A tax cut D.C. doesn’t need
Renee is a single mother who, like many, struggled to find an affordable home in the District. She endured domestic violence and drug abuse and teetered on the edge of homelessness. But Renee was able to turn her life around at Sinai House, a transitional housing program that helped her create a stable home, land a good job and reunite with her children and grandchildren.
Having a home is a basic human need and the foundation for a good life. For D.C. residents in similar situations, a stable and affordable home means a chance to restore their lives.
In the proposed fiscal 2016 budget, D.C. Mayor Muriel Bowser (D) and the D.C. Council committed strongly to ending homelessness and preserving and creating affordable housing, dedicating nearly a third more dollars to these programs than in the 2015 budget.
Still, more will be needed. Tens of thousands of Washingtonians are on the waiting list for housing vouchers, and the list has been closed to new names for years. As recently released data show, nearly 500,000 people moved out of the District for housing reasons between 2000 and 2014. This transience destabilizes neighborhoods and undermines our social, cultural and political vibrancy. It will take more than one year of strong investment to turn the tide.

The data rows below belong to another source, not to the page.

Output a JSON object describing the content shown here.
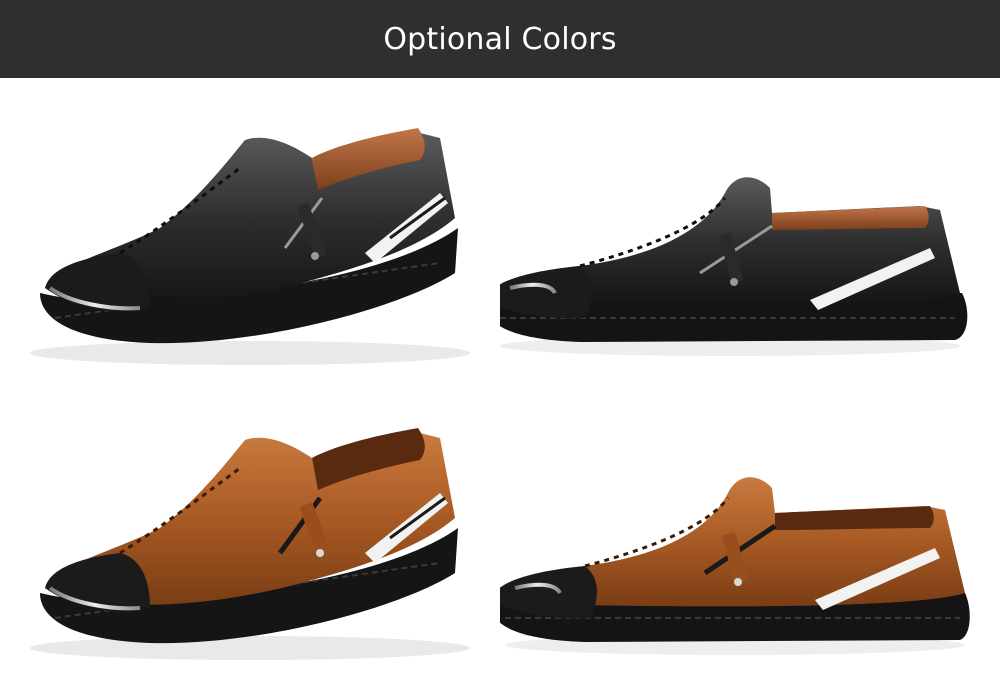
{
  "header": {
    "title": "Optional Colors",
    "background": "#2d2f31",
    "text_color": "#ffffff"
  },
  "photos": [
    {
      "label": "black-shoe-angled",
      "color": "#2f2f2f",
      "icon": "shoe-photo"
    },
    {
      "label": "black-shoe-side",
      "color": "#262626",
      "icon": "shoe-photo"
    },
    {
      "label": "brown-shoe-angled",
      "color": "#b5652d",
      "icon": "shoe-photo"
    },
    {
      "label": "brown-shoe-side",
      "color": "#b0622c",
      "icon": "shoe-photo"
    }
  ]
}
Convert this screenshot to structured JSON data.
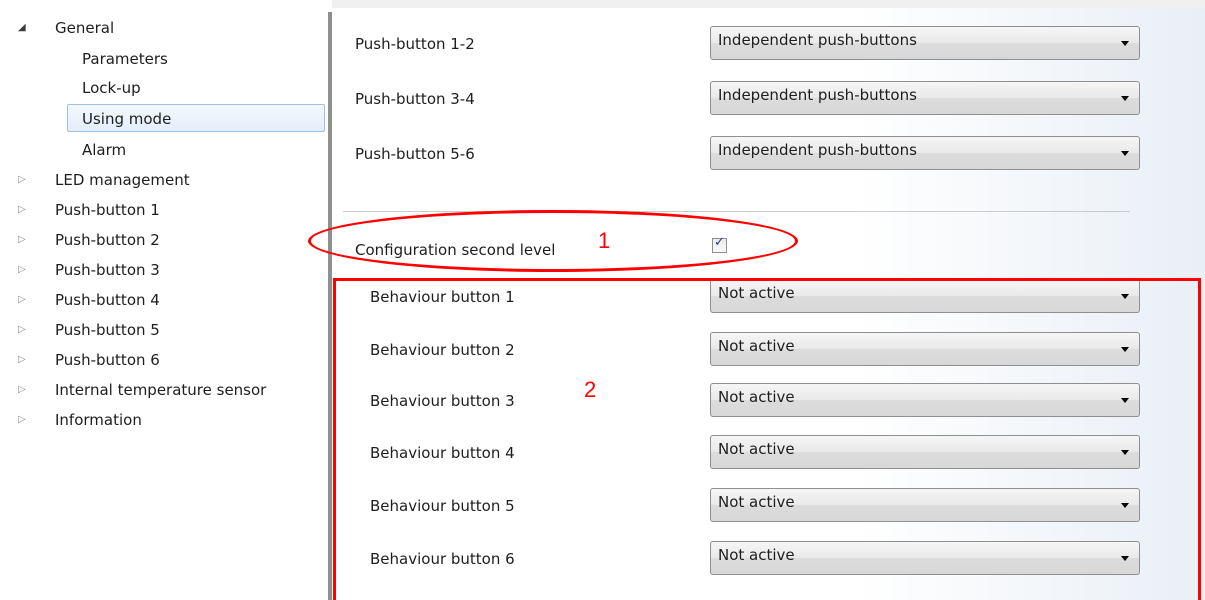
{
  "sidebar": {
    "items": [
      {
        "label": "General",
        "arrow": "◢"
      },
      {
        "label": "Parameters"
      },
      {
        "label": "Lock-up"
      },
      {
        "label": "Using mode"
      },
      {
        "label": "Alarm"
      },
      {
        "label": "LED management",
        "arrow": "▷"
      },
      {
        "label": "Push-button 1",
        "arrow": "▷"
      },
      {
        "label": "Push-button 2",
        "arrow": "▷"
      },
      {
        "label": "Push-button 3",
        "arrow": "▷"
      },
      {
        "label": "Push-button 4",
        "arrow": "▷"
      },
      {
        "label": "Push-button 5",
        "arrow": "▷"
      },
      {
        "label": "Push-button 6",
        "arrow": "▷"
      },
      {
        "label": "Internal temperature sensor",
        "arrow": "▷"
      },
      {
        "label": "Information",
        "arrow": "▷"
      }
    ],
    "selected": "Using mode"
  },
  "main": {
    "push_button_params": [
      {
        "label": "Push-button 1-2",
        "value": "Independent push-buttons"
      },
      {
        "label": "Push-button 3-4",
        "value": "Independent push-buttons"
      },
      {
        "label": "Push-button 5-6",
        "value": "Independent push-buttons"
      }
    ],
    "configuration_second_level": {
      "label": "Configuration second level",
      "checked": true,
      "check_glyph": "✓"
    },
    "behaviour_params": [
      {
        "label": "Behaviour button 1",
        "value": "Not active"
      },
      {
        "label": "Behaviour button 2",
        "value": "Not active"
      },
      {
        "label": "Behaviour button 3",
        "value": "Not active"
      },
      {
        "label": "Behaviour button 4",
        "value": "Not active"
      },
      {
        "label": "Behaviour button 5",
        "value": "Not active"
      },
      {
        "label": "Behaviour button 6",
        "value": "Not active"
      }
    ]
  },
  "annotations": {
    "marker_1": "1",
    "marker_2": "2",
    "color": "#ff0000"
  },
  "icons": {
    "expanded_arrow": "tree-expanded-arrow-icon",
    "collapsed_arrow": "tree-collapsed-arrow-icon",
    "dropdown_caret": "chevron-down-icon",
    "checkmark": "checkmark-icon"
  }
}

But a proposal by D.C. Council Chairman Phil Mendelson (D) threatens to cut short the District’s progress. Mendelson is seeking to make future revenue growth go automatically into tax cuts. This would undermine the city’s ability to fund programs in ending homelessness, building affordable housing, strengthening education and more. We know these programs naturally cost more every year. Next year, for example, the District’s chief financial officer expects that an additional $200 million will be needed simply to maintain existing services, which means thousands of homeless people still looking for stability.
Rather than tax cuts, many of which would benefit those who don’t need them, many of us would be willing to contribute more. In a time of growing inequality, the District needs money to support people living on low wages or fixed incomes, who are caught in a trap of rising rents, stagnant income and a shrinking supply of affordable housing — not tax cuts for the well-to-do.
How do our religious values guide us to address these problems? Jewish people have homelessness in our collective memory, from the Exodus story we retell each year at Passover to our families’ histories of displacement across Europe and elsewhere. As rabbis, we feel it in our hearts when we hear about families pushed out of their homes, sleeping on relatives’ couches or in inadequate shelters, working multiple jobs just to have a place for kids to lie down at night. No one should have to wander in that desert.
The city’s 2016 budget includes important investments, such as $100 million in the Housing Production Trust Fund, $40 million to build new and better homeless shelters, housing of the chronically homeless, rental assistance and repairs of public housing. As members of Jews United for Justice who have been supporting our neighbors on these and other housing issues, we know that this money will be well spent and that it’s a great start. But investments such as these must be made every year.
Indeed, knowing the scope of our city’s challenges, we are willing to contribute more. Those of us who are comfortably housed and employed can afford to pay our fair share and invest more to make sure no one is forced onto the streets or out of the city. We would be true “restorers of streets to dwell in,” as the prophet Isaiah calls the righteous. Let’s all do what we can to help our wandering neighbors find good homes here.